# Assignment:
Look through the material and copy each line holding "JSON".

# Exercise materials:
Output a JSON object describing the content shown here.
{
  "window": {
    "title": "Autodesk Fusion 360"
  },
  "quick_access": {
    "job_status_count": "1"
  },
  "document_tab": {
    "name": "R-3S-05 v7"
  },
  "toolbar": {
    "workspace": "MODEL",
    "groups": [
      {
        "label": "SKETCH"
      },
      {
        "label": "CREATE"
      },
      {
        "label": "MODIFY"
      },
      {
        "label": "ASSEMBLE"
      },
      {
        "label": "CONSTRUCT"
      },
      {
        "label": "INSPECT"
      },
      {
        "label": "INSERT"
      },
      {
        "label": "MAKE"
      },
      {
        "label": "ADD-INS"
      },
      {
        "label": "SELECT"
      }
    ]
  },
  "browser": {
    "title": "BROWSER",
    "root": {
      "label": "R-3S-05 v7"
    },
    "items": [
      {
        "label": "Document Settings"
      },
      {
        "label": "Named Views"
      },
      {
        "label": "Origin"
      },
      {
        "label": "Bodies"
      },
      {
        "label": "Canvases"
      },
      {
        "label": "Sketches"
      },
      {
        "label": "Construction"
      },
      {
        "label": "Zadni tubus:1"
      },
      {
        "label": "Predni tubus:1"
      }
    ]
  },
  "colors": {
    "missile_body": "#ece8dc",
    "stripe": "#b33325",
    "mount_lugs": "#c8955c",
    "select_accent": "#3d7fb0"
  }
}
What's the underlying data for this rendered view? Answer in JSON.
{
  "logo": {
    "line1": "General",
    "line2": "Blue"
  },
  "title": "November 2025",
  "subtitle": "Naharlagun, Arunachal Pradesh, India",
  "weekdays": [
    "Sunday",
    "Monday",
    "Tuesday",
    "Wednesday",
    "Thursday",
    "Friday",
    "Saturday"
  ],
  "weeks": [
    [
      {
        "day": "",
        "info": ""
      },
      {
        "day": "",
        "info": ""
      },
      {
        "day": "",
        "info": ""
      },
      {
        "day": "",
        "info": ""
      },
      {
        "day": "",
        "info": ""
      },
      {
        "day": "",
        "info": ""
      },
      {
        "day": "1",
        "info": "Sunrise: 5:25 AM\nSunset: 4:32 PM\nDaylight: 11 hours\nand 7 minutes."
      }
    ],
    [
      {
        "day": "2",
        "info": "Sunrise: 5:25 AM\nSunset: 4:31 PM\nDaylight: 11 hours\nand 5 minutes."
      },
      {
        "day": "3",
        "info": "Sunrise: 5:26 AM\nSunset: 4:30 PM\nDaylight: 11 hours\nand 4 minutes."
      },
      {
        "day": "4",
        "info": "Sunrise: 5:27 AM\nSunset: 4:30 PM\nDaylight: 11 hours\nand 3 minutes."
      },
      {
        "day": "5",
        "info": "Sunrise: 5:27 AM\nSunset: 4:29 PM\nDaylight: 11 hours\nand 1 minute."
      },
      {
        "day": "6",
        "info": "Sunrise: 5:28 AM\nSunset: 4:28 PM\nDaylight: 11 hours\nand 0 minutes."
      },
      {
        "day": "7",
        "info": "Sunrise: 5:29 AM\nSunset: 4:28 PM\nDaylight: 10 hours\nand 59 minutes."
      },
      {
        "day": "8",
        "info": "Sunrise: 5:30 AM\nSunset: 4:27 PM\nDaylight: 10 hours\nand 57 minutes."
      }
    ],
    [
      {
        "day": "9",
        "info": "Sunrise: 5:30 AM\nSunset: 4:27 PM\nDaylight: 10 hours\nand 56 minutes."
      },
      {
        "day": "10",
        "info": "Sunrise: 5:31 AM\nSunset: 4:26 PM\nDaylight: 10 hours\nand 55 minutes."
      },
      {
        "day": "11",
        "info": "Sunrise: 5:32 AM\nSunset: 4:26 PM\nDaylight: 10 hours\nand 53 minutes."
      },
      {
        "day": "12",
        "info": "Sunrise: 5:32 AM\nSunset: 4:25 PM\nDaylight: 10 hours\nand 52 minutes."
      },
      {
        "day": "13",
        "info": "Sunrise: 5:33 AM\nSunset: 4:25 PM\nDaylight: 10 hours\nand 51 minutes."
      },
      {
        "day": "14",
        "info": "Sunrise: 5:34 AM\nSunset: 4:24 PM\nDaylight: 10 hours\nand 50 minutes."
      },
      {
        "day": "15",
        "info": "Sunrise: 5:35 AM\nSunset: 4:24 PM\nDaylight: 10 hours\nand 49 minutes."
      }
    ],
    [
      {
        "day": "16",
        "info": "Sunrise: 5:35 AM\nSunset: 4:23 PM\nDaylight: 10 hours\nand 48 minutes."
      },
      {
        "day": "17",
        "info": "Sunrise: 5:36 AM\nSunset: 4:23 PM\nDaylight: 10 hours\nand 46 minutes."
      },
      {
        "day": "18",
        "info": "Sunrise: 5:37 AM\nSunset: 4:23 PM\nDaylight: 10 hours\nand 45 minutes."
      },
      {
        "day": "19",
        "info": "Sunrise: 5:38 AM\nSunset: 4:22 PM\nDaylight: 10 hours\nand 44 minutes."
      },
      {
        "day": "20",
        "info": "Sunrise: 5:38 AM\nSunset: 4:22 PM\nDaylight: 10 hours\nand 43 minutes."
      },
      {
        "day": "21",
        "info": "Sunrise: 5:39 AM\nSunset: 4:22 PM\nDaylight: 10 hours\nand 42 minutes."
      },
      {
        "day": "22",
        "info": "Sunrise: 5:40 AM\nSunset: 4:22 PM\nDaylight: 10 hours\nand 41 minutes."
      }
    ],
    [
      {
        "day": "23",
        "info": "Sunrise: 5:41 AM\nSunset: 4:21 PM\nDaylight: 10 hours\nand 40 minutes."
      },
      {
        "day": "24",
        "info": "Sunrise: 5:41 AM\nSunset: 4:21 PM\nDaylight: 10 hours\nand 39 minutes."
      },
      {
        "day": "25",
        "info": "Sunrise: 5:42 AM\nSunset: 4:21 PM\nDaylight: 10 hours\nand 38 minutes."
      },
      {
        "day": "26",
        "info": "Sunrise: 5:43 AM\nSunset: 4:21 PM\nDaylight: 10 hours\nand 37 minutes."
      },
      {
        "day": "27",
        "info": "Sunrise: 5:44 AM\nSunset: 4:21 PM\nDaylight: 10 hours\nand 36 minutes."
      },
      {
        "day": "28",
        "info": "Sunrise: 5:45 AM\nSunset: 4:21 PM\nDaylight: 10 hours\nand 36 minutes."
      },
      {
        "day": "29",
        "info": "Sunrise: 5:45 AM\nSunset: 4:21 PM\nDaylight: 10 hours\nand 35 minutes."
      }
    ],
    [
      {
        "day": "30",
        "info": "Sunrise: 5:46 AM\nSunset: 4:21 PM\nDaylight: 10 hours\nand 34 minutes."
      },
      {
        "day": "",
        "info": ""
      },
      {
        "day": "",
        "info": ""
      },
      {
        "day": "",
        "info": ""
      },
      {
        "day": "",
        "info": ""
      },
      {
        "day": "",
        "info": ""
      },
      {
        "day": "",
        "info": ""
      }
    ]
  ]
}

# Solved problem:
Output a JSON object describing the content shown here.
What's the underlying data for this rendered view? Answer in JSON.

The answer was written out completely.